When Michelle Obama moves into the White House next year, she will immediately become the most famous member of one of Washington's most powerful and exclusive clubs: the Michelles. Here's a short list:
- Michele Bachmann represents Minnesota's 6th Congressional District in Congress.
- Michelle Bernard is the president and CEO of the Independent Women's Forum and an MSNBC political analyst.
- Michelle Fenty is a lawyer married to D.C. Mayor Adrian Fenty.
- Michelle Malkin is a conservative commentator.
- Michele Norris hosts NPR's All Things Considered.
- Michelle Rhee is chancellor of the D.C. public school system.
- Michele Woodward is a well-known life coach and former White House Advance Office staffer under Reagan.
Why so many Michelles?
That's easy. It was an insanely popular name in the '60s and '70s, and it peaked in popularity in 1968. (The members of the D.C. gang were born between 1956 and 1970.) We can also blame the Beatles—their 1966 Grammy Award-winning song, "Michelle," came out at about the same time the name broke into the top 10 baby names in the United States. (For what it's worth, at least two Michelles—Martin and Woodward—despise the song.)
Harder to explain than popularity is power. Part of it, of course, could just be sheer volume—there are also a lot of powerful Amys and Marys around, two other popular names of the era. Name expert Pam Satran, co-founder of Nameberry, theorizes that because the name was so popular for so long, it effectively escapes stereotyping and allows Michelles more freedom to be themselves. It's much easier to be a Michelle, she says, than to be a Hillary or Condoleezza, to choose two names at random. A Hillary—again, speaking purely hypothetically—might have had to prove she was more serious than her name gave her credit for.
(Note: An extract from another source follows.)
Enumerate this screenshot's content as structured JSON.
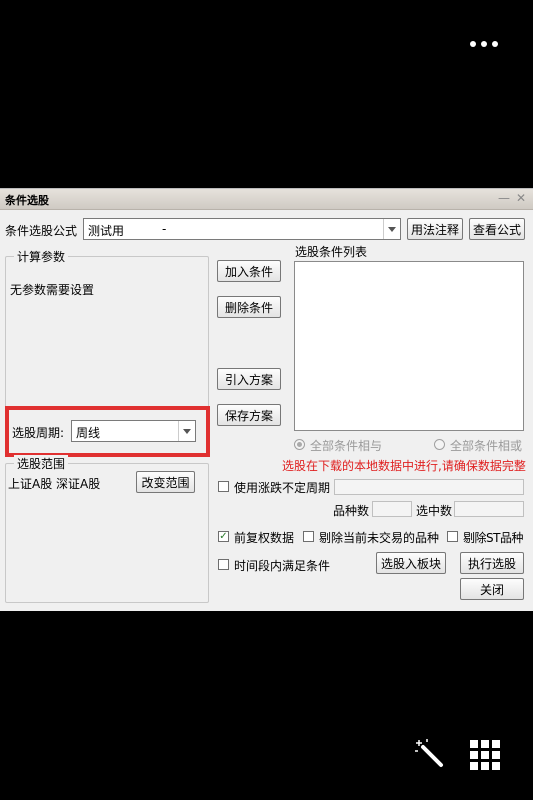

Unsurprisingly, the Michelles have theories of their own. When meeting another Michelle, Bernard always asks whether it's two L's or one. Over the years, she has noticed that Michelles tend to be taller, like herself and Obama, while Micheles tend to be shorter. (Whether height equals power is another question entirely.)
Enough with the theory. What do Washington's Michelles plan to do with all their power? Not even unnamed sources would say. (That's a joke.) Although the group doesn't regularly hold secret meetings, Woodward threw a "Michelle" party six years ago after realizing how many friends she had with the same name, and Norris attended. Woodward doesn't currently plan to have another get-together, she said, but if she did, she'd invite everyone on Slate's list—including Obama.
Which brings up a sensitive topic: How will the new Michelle fit in? To a Michelle, members of the current group say they are proud to have a namesake in the White House. (Norris even danced with Obama at a community center in South Carolina.)
But that doesn't mean that the transition won't have its bumps. It's impossible to compete with a "hotness" like Obama's, says Martin. And Norris points out that the first lady probably won't be called Michelle, at least while she's in Washington. "That's what happens when you move into 1600 Pennsylvania," she says. "She'll remain Michelle in print, but that's about it. We'll keep the name alive on her behalf."
They may also want to keep a lookout for any rising stars (and rivals) with popular names from the 1980s. If none of these Michelles is able to finally break that glass ceiling, maybe Jessica, Ashley, Jennifer, or Amanda will.